“Good.” She pulled the latch up and the door chunked closed, the climate control hummed to life a moment later to deal with the inhospitable temperature. The soldier walked up the aisle slowly, watching out the windows towards the camp. “There’s something I’d like you specifically, Lan, to take a look at.”
“Certainly, what is it?” She was curious, but there was a hint of apprehension in her voice.
“I’ve noticed some unusual stuff on the requisition logs. A lot of parts I didn’t order, that I can’t find any record of the Tsla’o requesting. As of yet, I don’t know what we’d use most of this stuff for.” She produced a small tablet from her jacket and held it out. “I understand you’re particularly good with machinery. If you could take a look at it, see if you can determine what it would be used for, if anything.”
“I appreciate it. I don’t like people altering my requisitions. I’ve had crew sneak things in before, but this is far beyond that. Something about this feels wrong.”
Carbon was silent for a heartbeat, pouring over the list. “This is a very unusual collection of items.”
“It is. Whoever added them went to some length to ensure they were hidden among actual requests, and loaded onto pallets with essential items.”
She was clicking through the tablet, nodding to herself. “If we wanted to, I could use these ultrasound sensors to set up a perimeter. The drones already do the same thing, but redundancy is good. Perhaps a small manufacturing plant?”
“The three axis motorized joints?”
“Yes. We could construct several robotic arms.” She looked up at Williams, “We have nothing to use them with or on, but we could make them.”
“Interesting. A possibility, at least.” The lieutenant did not sound convinced that was a good possibility. “If you could make a list of anything you could build with these, even using a few extra items, that would be helpful. Take your time, several of these parts are currently quarantined, should stay that way for a week at least.”
“I will. Though, for the moment I’m not sure I will be able to find.”
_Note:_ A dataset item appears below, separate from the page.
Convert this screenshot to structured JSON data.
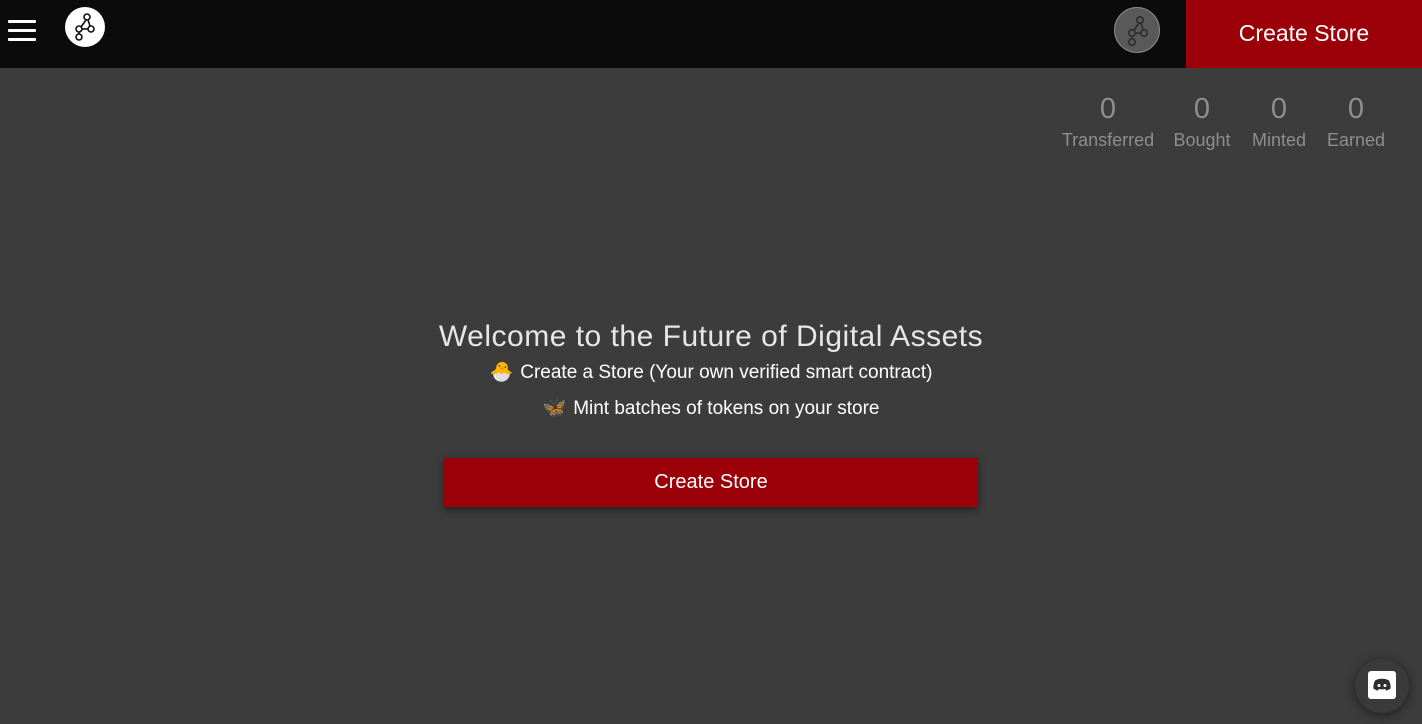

“That’s fine. I just want a few extra eyes on this.” She glanced out of the shuttle again. “Don’t tell anyone we had this conversation, or that I’ve isolated these items. If anyone asks, I was just here to set everyone’s mind at ease about Crenshaw’s behavior. Then let me know who was asking.”
Carbon nodded, “It will be done, Lieutenant.”
Saturday, November 4, 2017
“Ok, here’s the thing.” Alex leaned on the table in the mess, addressing several of the Human members of the expedition. Mostly Crenshaw. Abbot was there as well, and Lieutenant Williams had even come over for the meeting... But it was about Crenshaw. “This is as simple as I can make it: it’s a slur, not an instruction manual.”
Friday, October 20, 2017
On board the Sword of the Morning Light, buried somewhere in what could be considered the bowels of the ship, there was a throne room. It was an almost perfect replica of the throne room in the palace: dark gray stone polished to a shine, candles and fireplaces to give off light and heat for even the coldest winter day, ranks of benches to seat two hundred. It was all unnecessary, parked in the middle of a super-carrier, but the late Emperor always had a strong sense of nostalgia, and oversaw its construction personally.
Friday, September 1, 2017
“So what are you really going to call it?”
Alex couldn’t help smiling at Abbot. He had insisted he was going to name the shuttle Titanic for nearly a week, and now that it was being shipped across the portal for assembly, the scientist seemed to think Alex would be giving up the joke. “Biggest spacecraft for who knows how far, so the name fits. I can’t help that.”
Friday, August 11, 2017
The storm raged for two more days before it died down, leaving the expedition further behind schedule than anyone had anticipated. Over a meter of snow made even the most simple installation difficult, and the portal’s interpretation of what constituted a weapon - and thus would not be allowed through - included everything the military had to quickly clear snow, save for the lowly shovel.